AC Optimal Power Flow in Various Nonlinear Optimization Frameworks

When it comes to AC-OPF faster is always better and more useful but <1h is interesting and useful for “day-ahead” operations; <10 minutes is required for things like “real-time” operations.

Current state of the art for this case, as far as I know, is OPOMO at 303 seconds.

I have a PR to get it onto the SciMLBenchmarks system so that way it can be auto-run on a standard machine through CI, making it easier for everyone to get involved:

I noticed Optimization.jl is using ForwardDiff.jl and no sparsity. These days, it has Enzyme with sparse Hessians. I presume that would make a major difference, and so after this merges @Vaibhavdixit02 should look into adding that.

From memory we tried the various sparsity and AD options and ran into memory issues. This was the fastest, but perhaps recent versions are better. :+1: for putting this in the benchmark suite so you have control over what options are used etc.

Avik’s new and improved sparse interface which makes sparse reverse mode simpler only merged a week ago New High Level Interface for Sparse Jacobian Computation by avik-pal · Pull Request #253 · JuliaDiff/SparseDiffTools.jl · GitHub so I presume it wasn’t the latest stuff. Not all of this has made it to Optimization.jl’s high level AD system yet, but by making this be the benchmark we can do a benchmark-driven development to ensure what’s merged is efficient. I hate building in a vacuum.

1 Like

Update: the benchmark is now running on the SciMLBenchmarks! You can find it here:

Anyone can trigger the benchmark to run just by changing the code here:

It makes a cute table at the end with the current results:

Things to note:

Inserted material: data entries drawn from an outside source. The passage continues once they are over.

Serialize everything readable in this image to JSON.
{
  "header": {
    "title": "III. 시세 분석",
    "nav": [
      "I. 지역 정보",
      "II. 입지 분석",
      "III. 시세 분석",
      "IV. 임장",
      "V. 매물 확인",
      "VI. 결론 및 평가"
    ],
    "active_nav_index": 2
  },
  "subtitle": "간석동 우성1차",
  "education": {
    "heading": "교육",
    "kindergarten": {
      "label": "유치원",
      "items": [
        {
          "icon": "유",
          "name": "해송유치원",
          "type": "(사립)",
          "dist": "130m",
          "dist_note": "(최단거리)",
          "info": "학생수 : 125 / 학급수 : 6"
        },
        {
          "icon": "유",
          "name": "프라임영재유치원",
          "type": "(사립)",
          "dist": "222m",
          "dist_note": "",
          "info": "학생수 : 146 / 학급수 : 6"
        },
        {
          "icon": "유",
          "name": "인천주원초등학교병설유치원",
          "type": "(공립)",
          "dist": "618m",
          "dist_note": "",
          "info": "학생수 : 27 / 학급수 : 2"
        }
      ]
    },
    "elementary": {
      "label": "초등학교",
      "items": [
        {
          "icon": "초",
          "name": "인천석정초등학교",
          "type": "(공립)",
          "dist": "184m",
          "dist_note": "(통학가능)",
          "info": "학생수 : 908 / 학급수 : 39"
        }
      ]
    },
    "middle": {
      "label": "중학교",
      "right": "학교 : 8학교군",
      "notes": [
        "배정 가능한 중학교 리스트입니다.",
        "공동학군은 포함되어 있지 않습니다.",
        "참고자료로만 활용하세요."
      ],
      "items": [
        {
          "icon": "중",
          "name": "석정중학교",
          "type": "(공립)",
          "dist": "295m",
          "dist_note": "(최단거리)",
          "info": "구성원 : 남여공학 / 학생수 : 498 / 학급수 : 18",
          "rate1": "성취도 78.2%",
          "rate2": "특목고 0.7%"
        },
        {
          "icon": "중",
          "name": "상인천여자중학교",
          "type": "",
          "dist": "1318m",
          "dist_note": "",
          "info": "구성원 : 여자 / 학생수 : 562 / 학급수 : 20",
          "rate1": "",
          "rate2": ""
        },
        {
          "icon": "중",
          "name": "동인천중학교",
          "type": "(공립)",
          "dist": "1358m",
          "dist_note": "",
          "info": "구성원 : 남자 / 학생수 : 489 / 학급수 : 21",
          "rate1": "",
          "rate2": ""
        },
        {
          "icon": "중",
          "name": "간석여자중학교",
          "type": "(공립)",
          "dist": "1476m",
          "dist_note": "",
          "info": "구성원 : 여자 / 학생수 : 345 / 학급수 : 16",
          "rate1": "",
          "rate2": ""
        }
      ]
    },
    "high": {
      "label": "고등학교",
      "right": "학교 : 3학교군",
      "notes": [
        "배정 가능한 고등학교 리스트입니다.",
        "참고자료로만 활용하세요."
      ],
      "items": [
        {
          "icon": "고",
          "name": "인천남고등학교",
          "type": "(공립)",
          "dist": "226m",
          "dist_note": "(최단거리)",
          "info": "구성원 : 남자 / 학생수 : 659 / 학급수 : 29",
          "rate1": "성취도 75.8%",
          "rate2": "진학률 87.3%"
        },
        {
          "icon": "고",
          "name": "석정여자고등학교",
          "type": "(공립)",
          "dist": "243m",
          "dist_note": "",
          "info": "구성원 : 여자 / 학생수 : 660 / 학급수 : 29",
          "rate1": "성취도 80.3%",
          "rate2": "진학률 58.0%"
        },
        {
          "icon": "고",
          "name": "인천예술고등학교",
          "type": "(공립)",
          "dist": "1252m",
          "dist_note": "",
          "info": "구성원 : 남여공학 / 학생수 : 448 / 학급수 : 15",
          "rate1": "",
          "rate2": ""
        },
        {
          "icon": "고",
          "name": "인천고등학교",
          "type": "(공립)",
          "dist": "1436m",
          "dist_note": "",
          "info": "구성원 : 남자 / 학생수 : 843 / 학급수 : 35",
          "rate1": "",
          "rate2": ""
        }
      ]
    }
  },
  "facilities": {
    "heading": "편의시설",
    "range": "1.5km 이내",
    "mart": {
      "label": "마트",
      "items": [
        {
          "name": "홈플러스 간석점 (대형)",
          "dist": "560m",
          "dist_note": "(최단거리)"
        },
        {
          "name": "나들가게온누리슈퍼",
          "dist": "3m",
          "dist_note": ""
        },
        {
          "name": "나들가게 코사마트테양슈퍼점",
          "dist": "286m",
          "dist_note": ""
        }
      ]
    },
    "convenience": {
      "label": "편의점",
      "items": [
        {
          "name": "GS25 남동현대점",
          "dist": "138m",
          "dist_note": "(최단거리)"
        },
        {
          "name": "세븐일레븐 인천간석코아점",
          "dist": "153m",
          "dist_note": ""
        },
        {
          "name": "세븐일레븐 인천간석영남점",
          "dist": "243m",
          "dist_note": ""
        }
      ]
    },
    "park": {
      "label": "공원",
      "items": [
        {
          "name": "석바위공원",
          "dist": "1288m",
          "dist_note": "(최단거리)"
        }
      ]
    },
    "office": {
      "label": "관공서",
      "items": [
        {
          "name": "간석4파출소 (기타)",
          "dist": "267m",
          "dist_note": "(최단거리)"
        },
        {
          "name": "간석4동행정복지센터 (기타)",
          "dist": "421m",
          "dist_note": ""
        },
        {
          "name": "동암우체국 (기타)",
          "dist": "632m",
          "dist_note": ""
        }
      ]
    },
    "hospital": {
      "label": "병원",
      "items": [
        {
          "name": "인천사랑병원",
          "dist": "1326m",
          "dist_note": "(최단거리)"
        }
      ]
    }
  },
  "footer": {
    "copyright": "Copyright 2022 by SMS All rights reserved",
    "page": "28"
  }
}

  1. I know the table formatting can be improved. If anyone knows how to make documenter show the whole thing I’d be happy to have the help in formatting it.
  2. There is a parameter SIZE_LIMIT which tells the benchmark the maximum number of variables to use in the benchmark files. This is set to 100 right now just to play around with formatting, but I’ll bump it up and do a bigger run. I did do a bigger run a bit back so I know it works, just :person_shrugging: when fixing table formatting it’s annoying to wait a day haha.
  3. Optimization.jl code was horrendously allocating and type-unstable. A common issue in the code was using d["$i"] on a dictionary, instead of just using an integer. The dictionaries are still there, so there’s still some indirection that should be removed and the performance should increase, but at least it’s type-stable and non-allocating now. I’ll actually optimize the code in the near future, but the code now is at least a lot simpler than the original code and won’t interfere with AD tooling.
  4. Optimization.jl is now using a sparse reverse mode, but it’s not optimized yet. This case is a case we’re using to optimize things. See:

which are low hanging fruit identified from this.

  1. I added a lot of validation cases so if you change the code around, assertions will throw failures if you break something.
  2. I couldn’t get the CASADI code to run, I’d like some help figuring that out.

This looks like a problem that FastDifferentiation.jl can solve.

It handles sparsity well and is likely to be faster than the alternatives for this type of problem. If you decide to try it I’ll be happy to help you get it working.

@brianguenter we have it setup to MTK trace already and it produces a branch-free code, so once the Symbolics integration is done this was going to be one of the first cases I wanted to test.